Focus on the Family
Focus on the Family advocates abstinence education because it works. Really? Yes – and we have evidence that proves our claim. But first, some context.
Today it’s difficult for young people to comprehend sexual purity, much less put it into practice. Our present culture defines relationships as by-products of sexual performance, and its concept of “beauty” straddles a thin gray line between salacious exposure and soft porn. It also doesn’t help young adults that their parents and the culture encourage them to put education and career ahead of marriage and family, thus driving the average age of marriage well beyond the mid-20s.
But if you talk to young people, a gradual change is taking place.
They’re experiencing the aftermath of a sexual tsunami, and are sorting through the refuge left in the wake of sexually liberated parents. The fallout from broken, dysfunctional families is painful – a model they don’t want to replicate. Young men and women are searching for brighter futures and not so sure they want to follow the road map they’ve seen modeled and taught.

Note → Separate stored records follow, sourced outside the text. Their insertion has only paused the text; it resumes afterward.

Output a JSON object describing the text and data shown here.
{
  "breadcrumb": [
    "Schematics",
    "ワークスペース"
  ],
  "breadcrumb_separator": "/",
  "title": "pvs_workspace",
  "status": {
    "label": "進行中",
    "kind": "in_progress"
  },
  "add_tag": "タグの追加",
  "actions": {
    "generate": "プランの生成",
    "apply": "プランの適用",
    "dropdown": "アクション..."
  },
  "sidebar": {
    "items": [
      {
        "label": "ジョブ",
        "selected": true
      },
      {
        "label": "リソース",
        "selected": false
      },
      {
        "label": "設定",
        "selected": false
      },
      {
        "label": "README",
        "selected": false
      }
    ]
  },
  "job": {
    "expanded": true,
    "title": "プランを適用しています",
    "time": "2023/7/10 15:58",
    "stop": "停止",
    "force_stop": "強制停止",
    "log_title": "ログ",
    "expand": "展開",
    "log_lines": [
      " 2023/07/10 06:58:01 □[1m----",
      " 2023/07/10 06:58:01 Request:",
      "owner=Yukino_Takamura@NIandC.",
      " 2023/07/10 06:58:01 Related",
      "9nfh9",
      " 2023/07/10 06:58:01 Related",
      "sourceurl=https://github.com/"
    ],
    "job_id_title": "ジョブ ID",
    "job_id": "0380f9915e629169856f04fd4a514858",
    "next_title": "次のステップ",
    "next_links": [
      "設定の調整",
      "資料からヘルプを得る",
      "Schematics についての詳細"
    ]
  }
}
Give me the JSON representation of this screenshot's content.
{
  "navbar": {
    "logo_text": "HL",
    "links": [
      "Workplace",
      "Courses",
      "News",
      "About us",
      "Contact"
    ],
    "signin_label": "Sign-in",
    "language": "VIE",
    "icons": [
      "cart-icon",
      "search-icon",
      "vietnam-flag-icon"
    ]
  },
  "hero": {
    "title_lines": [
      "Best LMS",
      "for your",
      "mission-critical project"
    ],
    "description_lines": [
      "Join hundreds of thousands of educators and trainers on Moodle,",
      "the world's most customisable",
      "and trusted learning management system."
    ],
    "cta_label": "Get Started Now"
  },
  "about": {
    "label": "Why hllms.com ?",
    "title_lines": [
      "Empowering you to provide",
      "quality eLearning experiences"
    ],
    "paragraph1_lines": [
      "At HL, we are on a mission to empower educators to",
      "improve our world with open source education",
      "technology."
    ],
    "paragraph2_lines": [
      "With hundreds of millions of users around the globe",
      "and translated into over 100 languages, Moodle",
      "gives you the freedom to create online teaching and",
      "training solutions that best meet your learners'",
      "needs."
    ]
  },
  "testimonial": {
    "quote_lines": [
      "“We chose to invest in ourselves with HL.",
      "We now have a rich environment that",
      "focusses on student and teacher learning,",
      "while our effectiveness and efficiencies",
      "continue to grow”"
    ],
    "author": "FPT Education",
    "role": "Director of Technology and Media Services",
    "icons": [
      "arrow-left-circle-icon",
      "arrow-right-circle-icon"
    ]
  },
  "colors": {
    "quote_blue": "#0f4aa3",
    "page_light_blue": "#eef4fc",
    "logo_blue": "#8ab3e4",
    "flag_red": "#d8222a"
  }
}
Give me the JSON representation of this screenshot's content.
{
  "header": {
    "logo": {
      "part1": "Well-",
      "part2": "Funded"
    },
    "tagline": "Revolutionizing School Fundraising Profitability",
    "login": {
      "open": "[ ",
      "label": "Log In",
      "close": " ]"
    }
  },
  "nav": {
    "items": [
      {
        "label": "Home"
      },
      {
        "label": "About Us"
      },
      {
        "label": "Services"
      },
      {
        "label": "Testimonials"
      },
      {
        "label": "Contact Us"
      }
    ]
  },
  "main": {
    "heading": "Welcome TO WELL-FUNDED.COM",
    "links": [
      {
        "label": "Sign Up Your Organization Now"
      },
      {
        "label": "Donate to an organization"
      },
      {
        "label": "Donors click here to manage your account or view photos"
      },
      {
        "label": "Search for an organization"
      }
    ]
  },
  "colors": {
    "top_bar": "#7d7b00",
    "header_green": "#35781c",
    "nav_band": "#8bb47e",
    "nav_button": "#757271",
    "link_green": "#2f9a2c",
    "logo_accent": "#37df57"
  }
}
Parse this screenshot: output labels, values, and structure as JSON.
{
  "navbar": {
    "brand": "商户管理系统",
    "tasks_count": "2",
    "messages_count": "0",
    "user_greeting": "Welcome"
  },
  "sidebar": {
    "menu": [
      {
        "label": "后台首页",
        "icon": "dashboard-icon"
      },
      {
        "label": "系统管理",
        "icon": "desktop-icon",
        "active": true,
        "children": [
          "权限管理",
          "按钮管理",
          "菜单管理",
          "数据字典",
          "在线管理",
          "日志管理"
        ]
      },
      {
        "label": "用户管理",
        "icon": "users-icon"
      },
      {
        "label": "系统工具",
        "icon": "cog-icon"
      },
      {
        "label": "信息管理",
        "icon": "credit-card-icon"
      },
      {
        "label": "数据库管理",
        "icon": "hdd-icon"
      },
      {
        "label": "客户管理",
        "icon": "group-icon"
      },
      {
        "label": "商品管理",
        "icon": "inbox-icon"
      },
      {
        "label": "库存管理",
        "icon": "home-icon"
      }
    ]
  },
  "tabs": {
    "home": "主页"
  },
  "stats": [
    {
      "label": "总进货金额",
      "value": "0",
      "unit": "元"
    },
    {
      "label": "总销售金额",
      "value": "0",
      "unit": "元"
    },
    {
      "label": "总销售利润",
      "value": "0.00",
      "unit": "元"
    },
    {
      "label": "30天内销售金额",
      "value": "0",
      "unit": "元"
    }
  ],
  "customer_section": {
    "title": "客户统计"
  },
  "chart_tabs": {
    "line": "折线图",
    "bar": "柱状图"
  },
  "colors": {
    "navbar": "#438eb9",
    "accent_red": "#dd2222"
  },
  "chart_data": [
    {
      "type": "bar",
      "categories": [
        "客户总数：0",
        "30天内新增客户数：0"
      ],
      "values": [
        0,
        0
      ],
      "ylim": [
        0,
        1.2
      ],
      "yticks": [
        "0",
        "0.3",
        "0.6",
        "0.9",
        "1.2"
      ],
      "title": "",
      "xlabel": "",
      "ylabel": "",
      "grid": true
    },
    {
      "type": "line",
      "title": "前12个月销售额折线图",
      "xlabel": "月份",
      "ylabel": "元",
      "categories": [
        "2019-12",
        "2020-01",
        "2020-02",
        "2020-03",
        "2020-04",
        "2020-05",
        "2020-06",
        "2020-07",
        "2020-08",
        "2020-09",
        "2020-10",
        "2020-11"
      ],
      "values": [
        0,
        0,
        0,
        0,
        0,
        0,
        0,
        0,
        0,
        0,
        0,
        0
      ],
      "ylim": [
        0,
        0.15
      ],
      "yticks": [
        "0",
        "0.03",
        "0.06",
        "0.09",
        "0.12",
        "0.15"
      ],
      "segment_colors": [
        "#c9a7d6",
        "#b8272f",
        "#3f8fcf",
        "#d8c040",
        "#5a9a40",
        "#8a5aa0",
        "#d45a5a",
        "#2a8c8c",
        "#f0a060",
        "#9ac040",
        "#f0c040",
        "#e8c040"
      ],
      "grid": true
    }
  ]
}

Enter the findings of a landmark study published in the February 2010 Archives of Pediatric & Adolescent Medicine. This study of 662 high-risk, African-Americans in sixth and seventh grade offers the latest proof we have to add to our growing mountain of evidence that abstinence education works.
There are the four take-away points from this latest and hugely noteworthy landmark research. Students receiving abstinence-centered education:
-initiated sex less;
-had fewer sexual partners;
-(Hold your breath …) did not reduce their use of condoms among the sexually active;
-had more pronounced risk reductions than those receiving safe-sex and comprehensive sex education, which showed little difference compared to students receiving no formal sex education.
The study’s objective conclusion? “Theory-based abstinence-only interventions may have an important role in preventing adolescent sexual involvement.”
Abstinence-centered education is effective with this generation because it provides direction, character education and a guide for healthy living. It gives hope for a brighter future to those regretting their sexual involvement. It encourages parents to participate in and lead this discussion.
So it seems that while President Obama promised change to young America, his Administration is actually short-changing the next generation by de-funding abstinence-centered programs in our nation. Let’s hope our President lends more support to where the evidence is leading – because abstinence education works. Really!
Chad Hills is sexual health research and policy analyst at Focus on the Family.